From John Jay
Madrid 26 April 1780
I have at Length had the Pleasure of recieving your very friendly Letter of the 22d. Feby. last. It has been very long on the Road. Accept my Thanks for your kind Congratulations; and permit me to assure you that I sincerely rejoice in your having safely reached the Place of your Destination on a Business which declares the Confidence of America, and for an Object, in the Attainment of which, I am persuaded you will acquire Honor to yourself and Advantage to her.
The Circumstances you mention as Indications of the Disposition of Spain undoubtedly bear the Construction you give them. As the Count de Florida Blanca is I am told a man of Abilities, he doubtless will see and probably recommend the Policy of making a deep Impression on the Hearts of the Americans by a seasonable Acknowledgement of their Independence, and by affording such immediate Aids as their Circumstances and the obvious Interest of Spain demand. Such Measures, at this Period would turn the Respect of America for Spain, into lasting Attachment and in that Way give Strength to every Treaty they may form.
Sir John Dalrymple is here.1 He came from Portugal for the Benefit of his Ladys Health (as is said). He is now at Aranjues.2 He has seen the imperial Embassador, the Govr. of the City, Segnr. Campomaner, the Duke of Alva and several others, named to him I suppose by Lord Grantham3 who I find was much respected here. He will return thro France to Britain. I shall go to Aranjues the Day after tomorrow and shall form some Judgment of his Success by the Conduct of the Court towards America.
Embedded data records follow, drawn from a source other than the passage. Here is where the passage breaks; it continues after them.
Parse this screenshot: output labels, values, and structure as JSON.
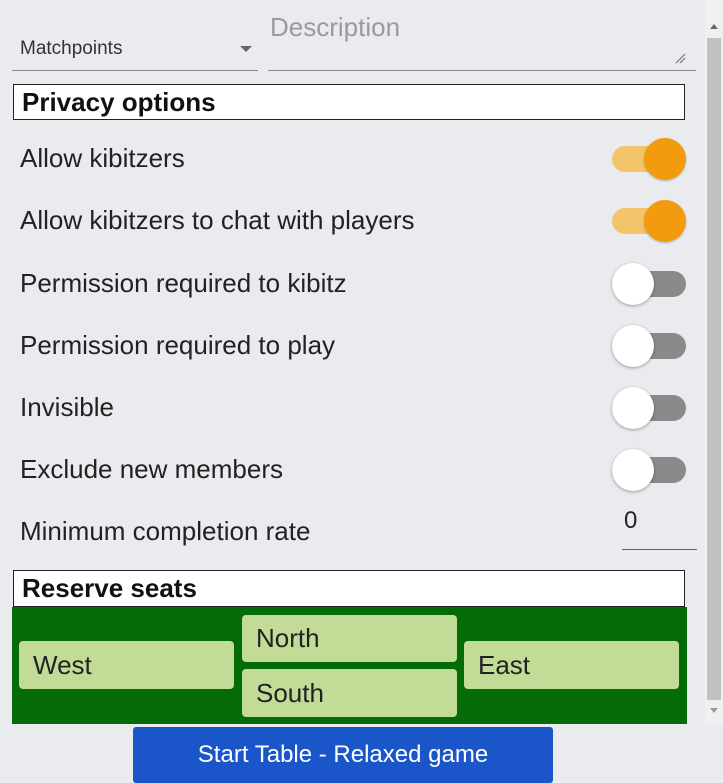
{
  "scoring_select": {
    "value": "Matchpoints"
  },
  "description": {
    "placeholder": "Description",
    "value": ""
  },
  "privacy": {
    "header": "Privacy options",
    "options": [
      {
        "label": "Allow kibitzers",
        "enabled": true
      },
      {
        "label": "Allow kibitzers to chat with players",
        "enabled": true
      },
      {
        "label": "Permission required to kibitz",
        "enabled": false
      },
      {
        "label": "Permission required to play",
        "enabled": false
      },
      {
        "label": "Invisible",
        "enabled": false
      },
      {
        "label": "Exclude new members",
        "enabled": false
      }
    ],
    "min_completion": {
      "label": "Minimum completion rate",
      "value": "0"
    }
  },
  "reserve": {
    "header": "Reserve seats",
    "seats": {
      "west": "West",
      "north": "North",
      "east": "East",
      "south": "South"
    }
  },
  "start_button": {
    "label": "Start Table - Relaxed game"
  },
  "colors": {
    "toggle_on_knob": "#f29b0d",
    "toggle_on_track": "#f3c46a",
    "toggle_off_track": "#8a8a8a",
    "seats_background": "#056b06",
    "seat_button": "#c2dc98",
    "primary_button": "#1a56c9"
  }
}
I am much obliged by your Remarks on the most proper Route for Letters and Intelligence to and from America and shall profit by them. You may rely on recieving the earliest Accounts and whatever interesting Information I may obtain, and that I shall be happy in every opportunity of evincing the Esteem with which I am Dear Sir Your most obedient Servant
RC (Adams Papers); endorsed: “Mr. Jay. Ap. 26. 1780 ansd. 13. May.”
1. Sir John Dalrymple, author of numerous legal, historical, economic, and scientific works, had no previous diplomatic experience and it is likely that his efforts in Spain had no official sanction. Dalrymple’s memorial to Conde de Floridablanca, in which he emphasized his close ties to the North ministry, proposed a joint guarantee of colonial possessions by Great Britain, France, Portugal, and Spain. The thirteen American colonies would remain in British hands, but with perhaps some modification in their government. Dalrymple apparently also offered to exchange Gibraltar for the Canary Islands. Floridablanca, who provided both Jay and the French ambassador with copies of the memorial, never seriously considered Dalrymple’s proposals, but the existence of any negotiations was enough to make Vergennes suspicious of his Spanish ally (DNB description begins Leslie Stephen and Sidney Lee, eds., The Dictionary of National Biography, New York and London, 1885–1900; 63 vols. plus supplements. description ends ; Wharton, ed., Dipl. Corr. Amer. Rev. description begins Francis Wharton, ed., The Revolutionary Diplomatic Correspondence of the United States, Washington, 1889; 6 vols. description ends , 3:726–731; Morris, Peacemakers description begins Richard B. Morris, The Peacemakers: The Great Powers and American Independence, New York, 1965. description ends , p. 56, 60).
2. Aranjuez, the Spanish royal summer residence thirty miles south of Madrid.